Losing Jay: Soffer's exit is not just a show losing a character, or Voight losing Jay. "I'm worried about Jason without having Jesse," Beghe says. "I've always said that we're one organism, so it's kind of like an amputation for all of us. It will be a difficult adjustment, and I think all of us, probably Upton the most, have to cope with this void. It's not easy, and it will be a difficult thing for all the characters and for all the actors." 

Marina Squerciati, who plays Kim Burgess, says the loss will affect her as an actor more than her character. "It's not terrible for my character, because it's kind of an internet joke that we don't really talk. But like, huge as an actor," she says. "And as a friend. I have shed so many tears. Jesse is so wonderful in so many ways…and the unit will suffer for sure. But also, we have new voices and new dynamics that will ultimately change the unit. And like any job, any relationship, things end, and it'll be interesting and different." 

Voight's Emotional Journey: After what happened to Anna (Carmela Zumbado), Voight is more determined than ever to take down anyone and everyone related to Los Temidos, but he's also got to acknowledge that the death really affected him, and is affecting his work. 

"What's interesting is that Voight has been somewhat unemotional, unless you include fury. I think what's happening as the character matures and develops is he's becoming more vulnerable," Beghe says. "I think it's somewhat surprising to him to be so deeply affected, but it's still not a place he's comfortable. He's broken and lost, and he feels like he's lost control. And that's not his comfort zone, so he's finding ways to affect a sense of control, and these kinds of coping mechanisms only work to some degree…It's creating a problem.

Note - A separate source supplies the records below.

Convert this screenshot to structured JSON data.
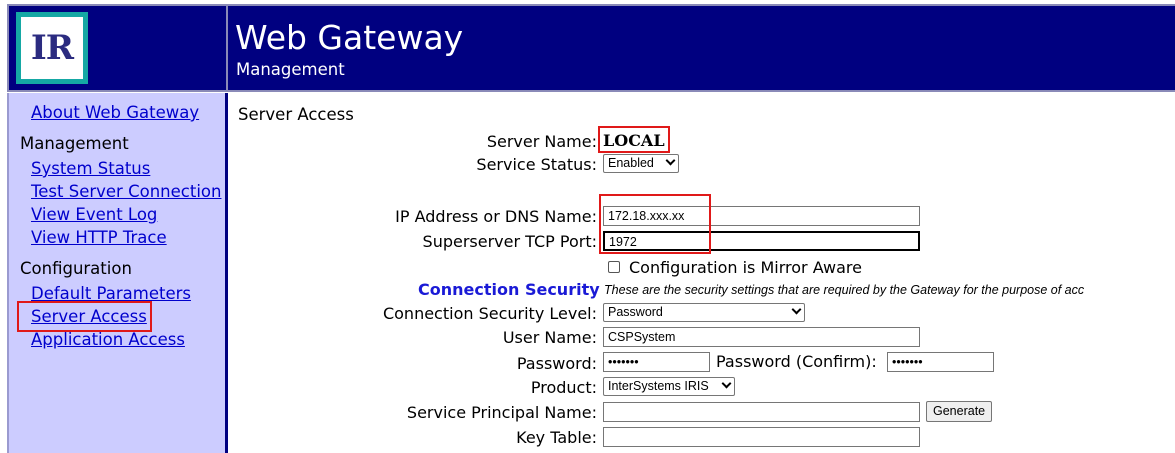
{
  "header": {
    "logo_text": "IR",
    "title": "Web Gateway",
    "subtitle": "Management"
  },
  "sidebar": {
    "about_link": "About Web Gateway",
    "management_heading": "Management",
    "management_links": [
      "System Status",
      "Test Server Connection",
      "View Event Log",
      "View HTTP Trace"
    ],
    "configuration_heading": "Configuration",
    "configuration_links": [
      "Default Parameters",
      "Server Access",
      "Application Access"
    ]
  },
  "main": {
    "section_title": "Server Access",
    "server_name_label": "Server Name:",
    "server_name_value": "LOCAL",
    "service_status_label": "Service Status:",
    "service_status_value": "Enabled",
    "ip_label": "IP Address or DNS Name:",
    "ip_value": "172.18.xxx.xx",
    "port_label": "Superserver TCP Port:",
    "port_value": "1972",
    "mirror_aware_label": "Configuration is Mirror Aware",
    "connection_security_heading": "Connection Security",
    "connection_security_note": "These are the security settings that are required by the Gateway for the purpose of acc",
    "security_level_label": "Connection Security Level:",
    "security_level_value": "Password",
    "user_name_label": "User Name:",
    "user_name_value": "CSPSystem",
    "password_label": "Password:",
    "password_value": "•••••••",
    "password_confirm_label": "Password (Confirm):",
    "password_confirm_value": "•••••••",
    "product_label": "Product:",
    "product_value": "InterSystems IRIS",
    "spn_label": "Service Principal Name:",
    "spn_value": "",
    "generate_button": "Generate",
    "key_table_label": "Key Table:",
    "key_table_value": ""
  },
  "colors": {
    "header_bg": "#000080",
    "sidebar_bg": "#ccccff",
    "link": "#0000cc",
    "heading_blue": "#1a1ad6",
    "highlight_red": "#e01919",
    "logo_teal": "#15a8a4"
  }
}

He's not doing his job as well or as responsibly." 

Burgess and Ruzek: PD's most enduring will they/won't they couple continues to won't, and Squerciati says the ball is in Burgess' court. 

"Ruzek has sort of had this outstretched hand for so long, and how long can you have it there, being continually smacked away, before you withdraw?" she says. "I think this season is going to be exploring why Burgess is doing that and if she'll be able to step up. I think in the second episode, you'll get some resolution on will Burgess step up, or will she take the final step back?"